→ **Assigned task**
Identify and pull out each line of the entries in which "Days" occurs.

→ **Stored data**
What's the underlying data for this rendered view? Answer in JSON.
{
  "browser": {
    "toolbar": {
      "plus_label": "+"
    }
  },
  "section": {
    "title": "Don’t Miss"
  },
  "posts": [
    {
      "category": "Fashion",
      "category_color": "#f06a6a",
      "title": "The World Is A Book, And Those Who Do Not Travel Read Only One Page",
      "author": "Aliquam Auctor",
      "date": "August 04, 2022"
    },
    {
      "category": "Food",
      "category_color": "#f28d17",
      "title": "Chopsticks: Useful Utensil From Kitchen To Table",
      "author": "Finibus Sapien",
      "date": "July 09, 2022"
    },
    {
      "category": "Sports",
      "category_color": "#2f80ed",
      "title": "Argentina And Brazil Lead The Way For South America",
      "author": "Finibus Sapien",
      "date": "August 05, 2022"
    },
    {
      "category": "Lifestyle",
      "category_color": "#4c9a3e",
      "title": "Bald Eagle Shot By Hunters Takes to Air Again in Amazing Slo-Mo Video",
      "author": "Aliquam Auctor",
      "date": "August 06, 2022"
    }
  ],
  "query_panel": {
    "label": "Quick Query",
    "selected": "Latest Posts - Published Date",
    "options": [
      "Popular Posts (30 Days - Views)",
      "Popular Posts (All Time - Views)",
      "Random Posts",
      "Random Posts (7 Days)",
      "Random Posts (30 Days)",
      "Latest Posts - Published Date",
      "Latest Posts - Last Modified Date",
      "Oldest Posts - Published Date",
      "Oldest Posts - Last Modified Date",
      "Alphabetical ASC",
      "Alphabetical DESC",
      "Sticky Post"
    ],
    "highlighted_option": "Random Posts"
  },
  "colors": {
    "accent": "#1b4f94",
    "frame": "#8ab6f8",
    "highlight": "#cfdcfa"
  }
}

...

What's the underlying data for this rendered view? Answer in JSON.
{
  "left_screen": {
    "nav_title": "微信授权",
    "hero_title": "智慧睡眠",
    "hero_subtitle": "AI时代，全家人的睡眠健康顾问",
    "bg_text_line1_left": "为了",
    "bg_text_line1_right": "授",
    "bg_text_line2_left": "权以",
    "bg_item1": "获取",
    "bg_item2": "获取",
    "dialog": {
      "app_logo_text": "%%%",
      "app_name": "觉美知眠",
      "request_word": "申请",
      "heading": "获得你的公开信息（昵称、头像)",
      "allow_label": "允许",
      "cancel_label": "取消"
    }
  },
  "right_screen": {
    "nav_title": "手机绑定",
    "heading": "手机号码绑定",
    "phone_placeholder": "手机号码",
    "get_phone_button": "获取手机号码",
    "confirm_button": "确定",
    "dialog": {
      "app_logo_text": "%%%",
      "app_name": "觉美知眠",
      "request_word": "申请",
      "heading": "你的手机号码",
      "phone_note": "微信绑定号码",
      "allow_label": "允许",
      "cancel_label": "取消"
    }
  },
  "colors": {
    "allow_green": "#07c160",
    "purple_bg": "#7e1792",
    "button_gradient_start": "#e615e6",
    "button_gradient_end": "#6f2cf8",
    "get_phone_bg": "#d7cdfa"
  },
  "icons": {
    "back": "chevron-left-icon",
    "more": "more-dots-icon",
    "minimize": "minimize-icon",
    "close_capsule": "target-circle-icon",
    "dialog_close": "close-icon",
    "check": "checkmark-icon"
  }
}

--

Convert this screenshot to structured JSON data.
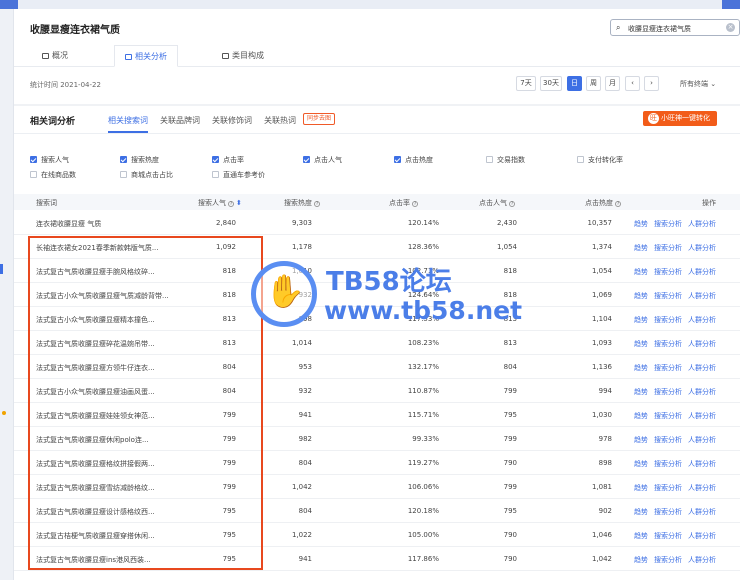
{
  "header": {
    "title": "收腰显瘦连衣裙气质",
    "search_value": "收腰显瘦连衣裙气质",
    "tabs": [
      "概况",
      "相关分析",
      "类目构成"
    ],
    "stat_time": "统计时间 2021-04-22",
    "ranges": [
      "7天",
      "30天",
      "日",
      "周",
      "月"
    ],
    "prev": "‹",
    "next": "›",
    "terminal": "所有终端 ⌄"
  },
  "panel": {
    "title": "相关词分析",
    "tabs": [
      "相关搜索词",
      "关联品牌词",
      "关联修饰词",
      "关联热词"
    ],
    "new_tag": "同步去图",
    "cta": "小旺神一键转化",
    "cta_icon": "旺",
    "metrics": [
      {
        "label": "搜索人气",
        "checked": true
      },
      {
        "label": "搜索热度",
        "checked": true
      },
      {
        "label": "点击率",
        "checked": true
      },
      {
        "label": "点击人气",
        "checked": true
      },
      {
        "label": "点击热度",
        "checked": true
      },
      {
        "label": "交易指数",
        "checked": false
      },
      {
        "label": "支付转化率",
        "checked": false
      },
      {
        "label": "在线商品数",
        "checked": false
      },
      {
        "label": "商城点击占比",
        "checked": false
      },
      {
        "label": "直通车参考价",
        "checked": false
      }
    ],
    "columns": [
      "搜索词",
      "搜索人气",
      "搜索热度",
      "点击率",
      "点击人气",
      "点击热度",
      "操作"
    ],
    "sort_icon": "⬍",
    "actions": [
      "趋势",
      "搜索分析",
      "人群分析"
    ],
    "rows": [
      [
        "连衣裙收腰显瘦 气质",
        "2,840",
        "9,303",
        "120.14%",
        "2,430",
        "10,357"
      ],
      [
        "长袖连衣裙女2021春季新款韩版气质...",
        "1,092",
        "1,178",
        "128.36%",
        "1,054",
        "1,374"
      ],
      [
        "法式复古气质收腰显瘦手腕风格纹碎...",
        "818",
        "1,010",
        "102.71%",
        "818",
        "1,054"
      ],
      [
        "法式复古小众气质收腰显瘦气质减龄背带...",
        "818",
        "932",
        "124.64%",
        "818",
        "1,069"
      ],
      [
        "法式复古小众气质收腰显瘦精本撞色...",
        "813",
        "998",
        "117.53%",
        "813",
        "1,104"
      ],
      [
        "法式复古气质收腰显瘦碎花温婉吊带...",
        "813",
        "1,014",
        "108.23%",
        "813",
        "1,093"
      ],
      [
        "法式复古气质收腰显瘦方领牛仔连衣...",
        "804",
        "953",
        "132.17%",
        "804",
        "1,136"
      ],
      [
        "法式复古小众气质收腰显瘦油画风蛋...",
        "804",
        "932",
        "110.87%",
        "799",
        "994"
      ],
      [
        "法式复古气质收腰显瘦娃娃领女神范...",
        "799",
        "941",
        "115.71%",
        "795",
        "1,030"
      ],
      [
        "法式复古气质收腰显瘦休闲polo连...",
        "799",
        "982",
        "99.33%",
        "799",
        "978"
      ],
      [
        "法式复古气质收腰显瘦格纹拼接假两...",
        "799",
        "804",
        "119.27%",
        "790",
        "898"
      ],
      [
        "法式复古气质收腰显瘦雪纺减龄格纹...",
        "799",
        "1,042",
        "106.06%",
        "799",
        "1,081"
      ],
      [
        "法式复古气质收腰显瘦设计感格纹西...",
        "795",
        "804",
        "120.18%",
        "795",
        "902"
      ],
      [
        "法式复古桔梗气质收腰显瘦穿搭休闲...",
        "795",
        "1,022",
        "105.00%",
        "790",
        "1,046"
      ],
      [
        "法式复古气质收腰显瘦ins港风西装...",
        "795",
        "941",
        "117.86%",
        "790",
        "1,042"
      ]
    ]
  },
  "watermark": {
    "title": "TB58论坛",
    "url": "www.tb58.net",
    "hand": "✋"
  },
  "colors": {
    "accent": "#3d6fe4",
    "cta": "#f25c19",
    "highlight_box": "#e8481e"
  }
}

→ **Finished task**
      "Popular Posts (30 Days - Views)",
      "Random Posts (7 Days)",
      "Random Posts (30 Days)",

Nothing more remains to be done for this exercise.